>>

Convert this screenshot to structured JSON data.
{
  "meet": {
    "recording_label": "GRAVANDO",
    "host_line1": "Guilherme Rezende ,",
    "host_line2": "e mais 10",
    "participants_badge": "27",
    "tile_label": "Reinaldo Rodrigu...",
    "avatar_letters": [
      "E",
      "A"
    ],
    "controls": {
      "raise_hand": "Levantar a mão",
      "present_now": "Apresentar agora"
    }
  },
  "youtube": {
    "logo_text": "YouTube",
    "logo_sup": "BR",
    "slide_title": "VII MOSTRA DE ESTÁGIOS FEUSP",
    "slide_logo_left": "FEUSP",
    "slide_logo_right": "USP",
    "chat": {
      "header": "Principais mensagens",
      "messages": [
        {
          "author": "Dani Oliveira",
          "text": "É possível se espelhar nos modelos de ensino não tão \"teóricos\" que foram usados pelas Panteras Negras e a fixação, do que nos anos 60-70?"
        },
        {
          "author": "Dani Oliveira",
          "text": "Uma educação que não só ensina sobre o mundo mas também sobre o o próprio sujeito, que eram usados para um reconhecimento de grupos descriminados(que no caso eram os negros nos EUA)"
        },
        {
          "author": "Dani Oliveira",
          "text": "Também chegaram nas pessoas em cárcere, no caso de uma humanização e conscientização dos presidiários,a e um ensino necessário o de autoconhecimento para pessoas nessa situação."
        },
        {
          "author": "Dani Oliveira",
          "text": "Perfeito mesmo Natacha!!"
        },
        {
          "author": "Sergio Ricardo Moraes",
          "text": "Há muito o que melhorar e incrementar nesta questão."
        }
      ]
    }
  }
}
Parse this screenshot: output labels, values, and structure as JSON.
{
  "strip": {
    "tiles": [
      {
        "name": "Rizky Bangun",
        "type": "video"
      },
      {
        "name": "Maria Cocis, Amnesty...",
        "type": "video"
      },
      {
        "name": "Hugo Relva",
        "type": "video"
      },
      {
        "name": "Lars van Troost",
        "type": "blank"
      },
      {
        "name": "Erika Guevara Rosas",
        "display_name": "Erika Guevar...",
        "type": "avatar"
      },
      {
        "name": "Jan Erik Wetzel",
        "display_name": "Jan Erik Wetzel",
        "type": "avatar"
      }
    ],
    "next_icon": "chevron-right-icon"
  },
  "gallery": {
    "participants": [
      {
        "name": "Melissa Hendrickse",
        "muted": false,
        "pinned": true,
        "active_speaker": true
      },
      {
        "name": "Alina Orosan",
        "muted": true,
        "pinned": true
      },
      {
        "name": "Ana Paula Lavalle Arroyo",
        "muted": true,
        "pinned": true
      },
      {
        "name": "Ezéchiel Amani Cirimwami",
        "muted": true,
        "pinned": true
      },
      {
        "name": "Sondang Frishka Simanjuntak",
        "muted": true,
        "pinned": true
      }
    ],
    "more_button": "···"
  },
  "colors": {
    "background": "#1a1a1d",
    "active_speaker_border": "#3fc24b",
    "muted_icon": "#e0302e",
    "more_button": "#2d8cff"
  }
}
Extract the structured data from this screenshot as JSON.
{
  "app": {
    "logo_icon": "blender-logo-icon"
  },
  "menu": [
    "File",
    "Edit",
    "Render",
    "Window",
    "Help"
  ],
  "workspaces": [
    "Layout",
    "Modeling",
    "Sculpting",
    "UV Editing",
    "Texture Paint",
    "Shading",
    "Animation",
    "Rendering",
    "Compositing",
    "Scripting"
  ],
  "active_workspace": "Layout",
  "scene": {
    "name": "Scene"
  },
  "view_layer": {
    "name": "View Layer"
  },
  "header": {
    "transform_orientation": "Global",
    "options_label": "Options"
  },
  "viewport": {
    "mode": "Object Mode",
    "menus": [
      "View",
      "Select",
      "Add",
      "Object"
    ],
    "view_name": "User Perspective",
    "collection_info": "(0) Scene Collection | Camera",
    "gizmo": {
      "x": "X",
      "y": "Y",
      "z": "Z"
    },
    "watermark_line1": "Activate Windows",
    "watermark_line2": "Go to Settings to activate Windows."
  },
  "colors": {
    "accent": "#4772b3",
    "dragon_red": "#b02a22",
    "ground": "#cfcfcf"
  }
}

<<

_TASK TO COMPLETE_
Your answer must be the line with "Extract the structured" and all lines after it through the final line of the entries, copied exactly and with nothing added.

_RESULT FOR THIS TASK_
Extract the structured data from this screenshot as JSON.
{
  "app": {
    "logo_icon": "blender-logo-icon"
  },
  "menu": [
    "File",
    "Edit",
    "Render",
    "Window",
    "Help"
  ],
  "workspaces": [
    "Layout",
    "Modeling",
    "Sculpting",
    "UV Editing",
    "Texture Paint",
    "Shading",
    "Animation",
    "Rendering",
    "Compositing",
    "Scripting"
  ],
  "active_workspace": "Layout",
  "scene": {
    "name": "Scene"
  },
  "view_layer": {
    "name": "View Layer"
  },
  "header": {
    "transform_orientation": "Global",
    "options_label": "Options"
  },
  "viewport": {
    "mode": "Object Mode",
    "menus": [
      "View",
      "Select",
      "Add",
      "Object"
    ],
    "view_name": "User Perspective",
    "collection_info": "(0) Scene Collection | Camera",
    "gizmo": {
      "x": "X",
      "y": "Y",
      "z": "Z"
    },
    "watermark_line1": "Activate Windows",
    "watermark_line2": "Go to Settings to activate Windows."
  },
  "colors": {
    "accent": "#4772b3",
    "dragon_red": "#b02a22",
    "ground": "#cfcfcf"
  }
}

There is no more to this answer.